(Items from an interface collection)
========

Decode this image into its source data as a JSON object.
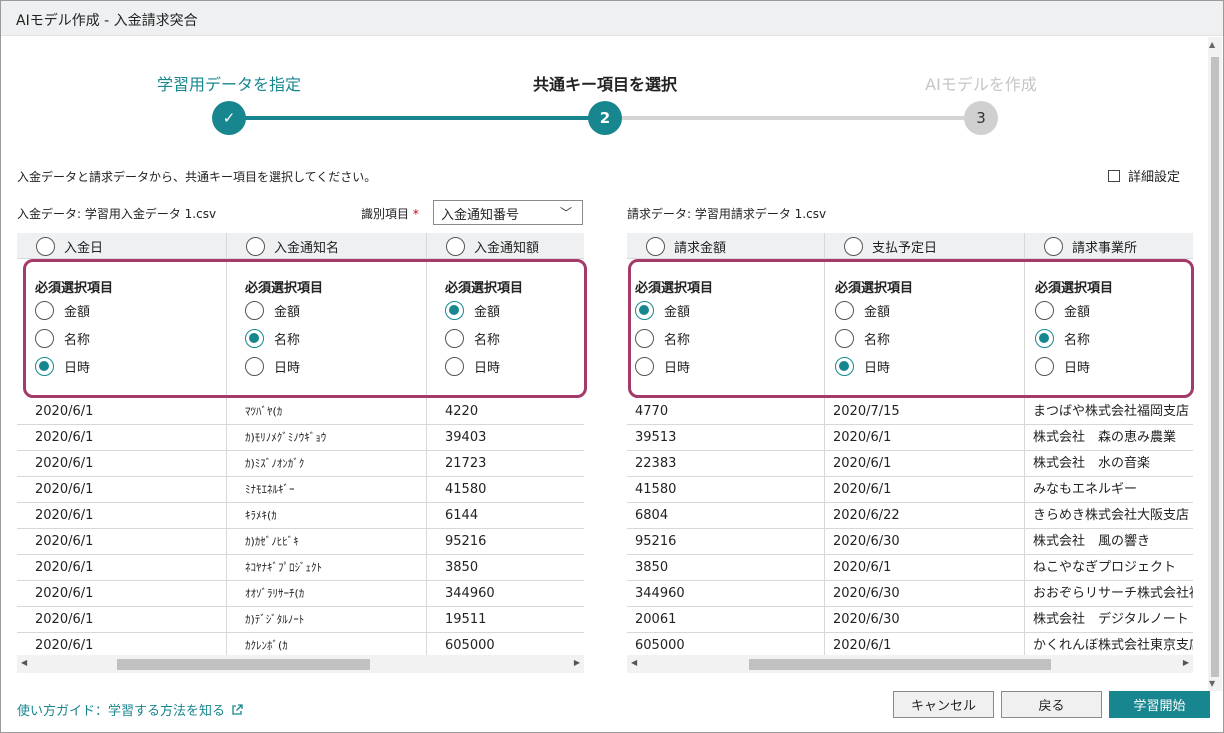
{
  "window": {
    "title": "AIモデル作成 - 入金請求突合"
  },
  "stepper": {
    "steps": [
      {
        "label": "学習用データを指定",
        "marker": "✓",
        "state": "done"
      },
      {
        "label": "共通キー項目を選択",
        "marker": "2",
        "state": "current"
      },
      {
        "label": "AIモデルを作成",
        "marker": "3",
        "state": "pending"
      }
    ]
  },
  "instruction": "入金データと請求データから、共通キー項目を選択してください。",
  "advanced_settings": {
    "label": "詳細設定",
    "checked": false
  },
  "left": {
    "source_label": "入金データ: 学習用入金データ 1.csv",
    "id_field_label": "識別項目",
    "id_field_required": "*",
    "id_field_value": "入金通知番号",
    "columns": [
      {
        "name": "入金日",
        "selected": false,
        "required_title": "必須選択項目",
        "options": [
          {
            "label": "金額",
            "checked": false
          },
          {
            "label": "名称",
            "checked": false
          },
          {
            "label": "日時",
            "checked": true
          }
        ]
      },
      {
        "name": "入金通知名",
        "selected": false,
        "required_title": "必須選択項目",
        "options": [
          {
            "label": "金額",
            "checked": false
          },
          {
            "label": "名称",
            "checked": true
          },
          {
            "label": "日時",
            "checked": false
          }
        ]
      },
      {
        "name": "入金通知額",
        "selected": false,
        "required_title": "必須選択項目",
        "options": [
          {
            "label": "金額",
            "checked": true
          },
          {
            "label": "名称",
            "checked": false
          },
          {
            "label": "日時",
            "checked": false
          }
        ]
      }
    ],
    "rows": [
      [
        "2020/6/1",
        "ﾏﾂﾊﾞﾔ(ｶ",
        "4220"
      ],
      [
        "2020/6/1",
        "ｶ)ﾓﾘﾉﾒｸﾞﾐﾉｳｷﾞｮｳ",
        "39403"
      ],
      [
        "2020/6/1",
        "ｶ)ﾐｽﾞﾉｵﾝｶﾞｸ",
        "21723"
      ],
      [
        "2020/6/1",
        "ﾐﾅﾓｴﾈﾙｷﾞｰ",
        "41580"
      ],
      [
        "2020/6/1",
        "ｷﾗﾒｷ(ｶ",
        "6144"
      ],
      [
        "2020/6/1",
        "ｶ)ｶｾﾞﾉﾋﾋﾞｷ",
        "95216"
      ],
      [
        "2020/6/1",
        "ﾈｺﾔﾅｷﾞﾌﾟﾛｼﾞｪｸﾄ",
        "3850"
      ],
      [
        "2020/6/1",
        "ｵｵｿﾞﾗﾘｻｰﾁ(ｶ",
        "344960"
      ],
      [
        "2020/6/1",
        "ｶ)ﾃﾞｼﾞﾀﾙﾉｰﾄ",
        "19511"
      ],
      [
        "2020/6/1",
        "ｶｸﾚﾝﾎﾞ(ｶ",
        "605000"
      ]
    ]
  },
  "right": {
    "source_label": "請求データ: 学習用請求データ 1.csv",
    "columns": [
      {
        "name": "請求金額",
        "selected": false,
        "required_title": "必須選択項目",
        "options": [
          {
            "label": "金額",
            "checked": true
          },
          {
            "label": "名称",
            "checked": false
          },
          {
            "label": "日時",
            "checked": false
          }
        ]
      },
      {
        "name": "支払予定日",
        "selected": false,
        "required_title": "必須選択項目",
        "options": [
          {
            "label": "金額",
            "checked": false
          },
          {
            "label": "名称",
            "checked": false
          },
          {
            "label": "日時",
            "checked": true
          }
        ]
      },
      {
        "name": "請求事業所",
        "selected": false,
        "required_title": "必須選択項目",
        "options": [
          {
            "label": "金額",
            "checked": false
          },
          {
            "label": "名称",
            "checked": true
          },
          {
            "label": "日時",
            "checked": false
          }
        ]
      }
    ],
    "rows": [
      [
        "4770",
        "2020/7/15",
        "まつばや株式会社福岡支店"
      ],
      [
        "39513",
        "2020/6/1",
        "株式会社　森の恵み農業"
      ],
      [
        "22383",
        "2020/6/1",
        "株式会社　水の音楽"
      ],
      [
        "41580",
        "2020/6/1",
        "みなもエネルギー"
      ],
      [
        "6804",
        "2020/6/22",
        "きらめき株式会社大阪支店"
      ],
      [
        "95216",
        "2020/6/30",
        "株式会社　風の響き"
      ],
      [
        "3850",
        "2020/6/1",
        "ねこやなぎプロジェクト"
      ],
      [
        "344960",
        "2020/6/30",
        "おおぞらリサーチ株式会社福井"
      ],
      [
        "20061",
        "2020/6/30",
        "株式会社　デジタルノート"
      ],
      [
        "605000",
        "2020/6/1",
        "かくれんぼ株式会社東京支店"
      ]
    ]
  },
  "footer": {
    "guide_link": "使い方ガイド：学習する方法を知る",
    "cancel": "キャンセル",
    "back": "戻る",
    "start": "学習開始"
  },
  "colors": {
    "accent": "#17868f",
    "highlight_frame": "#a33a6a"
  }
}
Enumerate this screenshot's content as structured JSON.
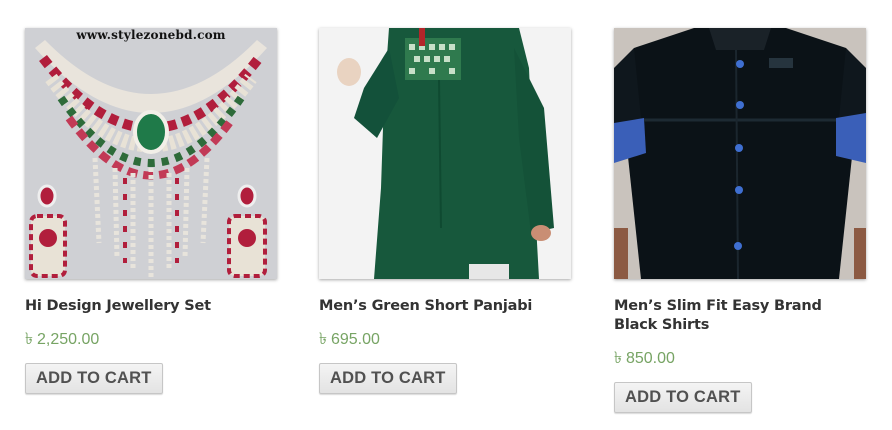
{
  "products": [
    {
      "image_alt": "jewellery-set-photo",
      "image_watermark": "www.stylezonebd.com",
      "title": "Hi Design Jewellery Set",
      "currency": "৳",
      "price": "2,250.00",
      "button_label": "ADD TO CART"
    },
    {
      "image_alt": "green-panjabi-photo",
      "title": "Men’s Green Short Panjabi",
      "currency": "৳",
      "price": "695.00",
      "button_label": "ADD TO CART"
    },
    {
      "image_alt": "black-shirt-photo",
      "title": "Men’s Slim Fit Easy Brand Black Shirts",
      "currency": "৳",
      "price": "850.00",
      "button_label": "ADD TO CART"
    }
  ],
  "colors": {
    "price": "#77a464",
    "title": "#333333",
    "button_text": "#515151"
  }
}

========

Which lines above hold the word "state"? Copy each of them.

## [RESPONSE BELOW]
        "state": "done"
        "state": "current"
        "state": "pending"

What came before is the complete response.